Most of the time, however, we can’t simply walk away, and so we have ‘issues’ with our Pluto house. In the 10th? One of your parents (or an employer) is – or was – a formidable force. Maybe they’re simply implacable and you can’t get through to them at all and you just can’t change them. In the 3rd? Maybe a brother or sister has proven impossible to live with – you’re always trying to make them ‘see sense’, but they’re just incorrigible. And it frustrates the hell out of you. This feeling of powerlessness around others can also occur with partners (7th house), lovers (5th house, or in aspect to Venus) and certain friends (11th house).

Obviously, it can work in reverse, where you are manipulated and unduly influenced by others. This often happens when we have ceded our power to someone else, not altogether unconsciously, too. For example, there is a  moon-Pluto opposition on the chart of John Lennon, an aspect affecting one’s emotional relationships and, most of all, one’s experience of being nurtured (as the moon signifies the archetypal Mother). With Pluto involved this is all about power, as might expect: Lennon was drawn to ‘formidable’ women, to put it mildly. According to one of Lennon’s former lovers, May Pang, ‘Yoko dominated John just as he had been dominated by his Aunt Mimi when he grew up.’ As writer Peter Doggett observed, ‘Lennon was still the boy who had lost his parents and who believed he could only function if somebody else was in control.’ ²
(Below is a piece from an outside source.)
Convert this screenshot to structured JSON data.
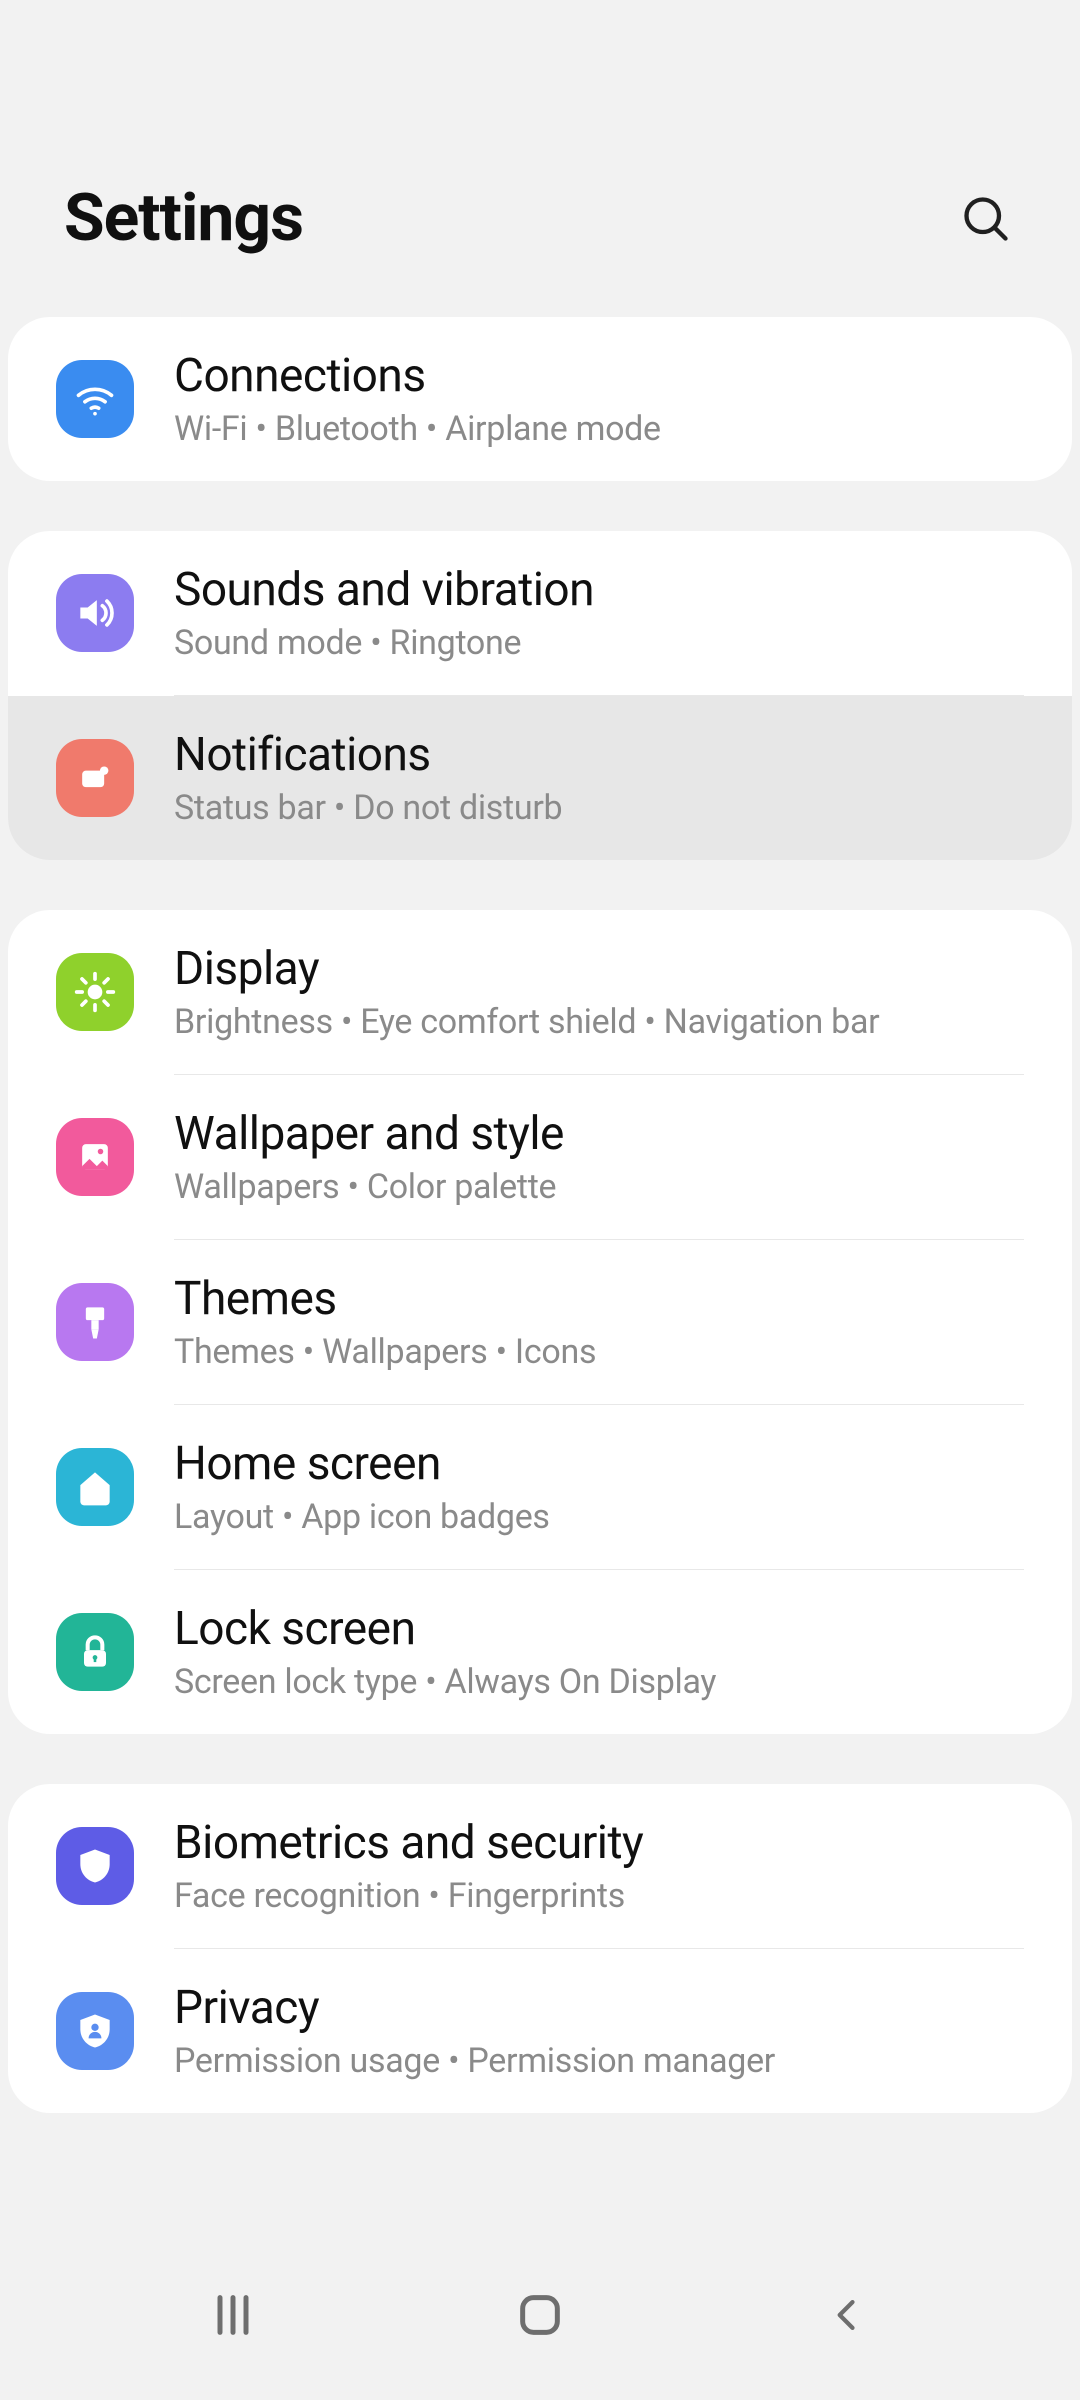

This whole theme of ‘power/powerlessness’ can manifest through seemingly fated events, too. What are you going to do when something ‘dies’ in your life? Not many of us are possessed of the Zen-like calm that can respond to drastic endings with detached composure. Saying goodbye to one’s job, marriage partner, best friend is – need I point out – far from easy. Most of us feel rather bruised, if we don’t actually go to pieces. You may find this death-rebirth cycle playing itself out on your chart wherever Pluto has cast his shadow. Here you may find endings and beginnings, the challenge of the new and untried as you’re forced to relinquish the past. There is often a sense that there’s no looking back. That bridges have been burned. But remember, wherever Pluto (like Kali) Destroys, it also Creates.

1. In Kinsley, David, Tantric Visions of the Divine Feminine: The Ten Mahavidyas (Berkeley: University of California Press, 1997), p.122

2. Doggett, Peter, You Never Give Me Your Money, Vintage Books, 2010.